> ABOUT THIS EXERCISE: Restating every entry exactly is the whole task.

Entries from a dataset of interfaces:

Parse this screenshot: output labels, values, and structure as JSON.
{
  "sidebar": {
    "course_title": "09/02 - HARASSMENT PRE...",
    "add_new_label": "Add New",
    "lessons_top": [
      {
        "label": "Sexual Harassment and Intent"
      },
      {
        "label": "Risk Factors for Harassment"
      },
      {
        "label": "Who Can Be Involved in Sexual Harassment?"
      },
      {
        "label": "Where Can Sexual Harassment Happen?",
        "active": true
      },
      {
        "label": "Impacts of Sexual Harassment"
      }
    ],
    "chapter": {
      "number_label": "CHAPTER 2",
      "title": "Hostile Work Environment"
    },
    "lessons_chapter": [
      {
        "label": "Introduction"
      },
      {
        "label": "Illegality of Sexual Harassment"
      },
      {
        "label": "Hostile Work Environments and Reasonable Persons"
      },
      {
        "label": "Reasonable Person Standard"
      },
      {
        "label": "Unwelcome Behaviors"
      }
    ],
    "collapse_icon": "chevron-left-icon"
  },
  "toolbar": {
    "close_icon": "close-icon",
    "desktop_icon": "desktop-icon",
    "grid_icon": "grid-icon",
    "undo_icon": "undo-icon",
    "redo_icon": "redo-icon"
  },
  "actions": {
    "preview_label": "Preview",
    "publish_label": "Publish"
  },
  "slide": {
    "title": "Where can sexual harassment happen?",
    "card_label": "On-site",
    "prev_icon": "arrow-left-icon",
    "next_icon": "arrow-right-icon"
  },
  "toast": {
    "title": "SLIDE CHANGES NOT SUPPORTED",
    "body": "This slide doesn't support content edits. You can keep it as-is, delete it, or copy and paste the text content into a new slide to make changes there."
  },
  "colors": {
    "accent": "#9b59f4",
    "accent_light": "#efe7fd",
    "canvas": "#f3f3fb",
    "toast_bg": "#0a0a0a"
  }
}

> WORKED SOLUTION:
Parse this screenshot: output labels, values, and structure as JSON.
{
  "sidebar": {
    "course_title": "09/02 - HARASSMENT PRE...",
    "add_new_label": "Add New",
    "lessons_top": [
      {
        "label": "Sexual Harassment and Intent"
      },
      {
        "label": "Risk Factors for Harassment"
      },
      {
        "label": "Who Can Be Involved in Sexual Harassment?"
      },
      {
        "label": "Where Can Sexual Harassment Happen?",
        "active": true
      },
      {
        "label": "Impacts of Sexual Harassment"
      }
    ],
    "chapter": {
      "number_label": "CHAPTER 2",
      "title": "Hostile Work Environment"
    },
    "lessons_chapter": [
      {
        "label": "Introduction"
      },
      {
        "label": "Illegality of Sexual Harassment"
      },
      {
        "label": "Hostile Work Environments and Reasonable Persons"
      },
      {
        "label": "Reasonable Person Standard"
      },
      {
        "label": "Unwelcome Behaviors"
      }
    ],
    "collapse_icon": "chevron-left-icon"
  },
  "toolbar": {
    "close_icon": "close-icon",
    "desktop_icon": "desktop-icon",
    "grid_icon": "grid-icon",
    "undo_icon": "undo-icon",
    "redo_icon": "redo-icon"
  },
  "actions": {
    "preview_label": "Preview",
    "publish_label": "Publish"
  },
  "slide": {
    "title": "Where can sexual harassment happen?",
    "card_label": "On-site",
    "prev_icon": "arrow-left-icon",
    "next_icon": "arrow-right-icon"
  },
  "toast": {
    "title": "SLIDE CHANGES NOT SUPPORTED",
    "body": "This slide doesn't support content edits. You can keep it as-is, delete it, or copy and paste the text content into a new slide to make changes there."
  },
  "colors": {
    "accent": "#9b59f4",
    "accent_light": "#efe7fd",
    "canvas": "#f3f3fb",
    "toast_bg": "#0a0a0a"
  }
}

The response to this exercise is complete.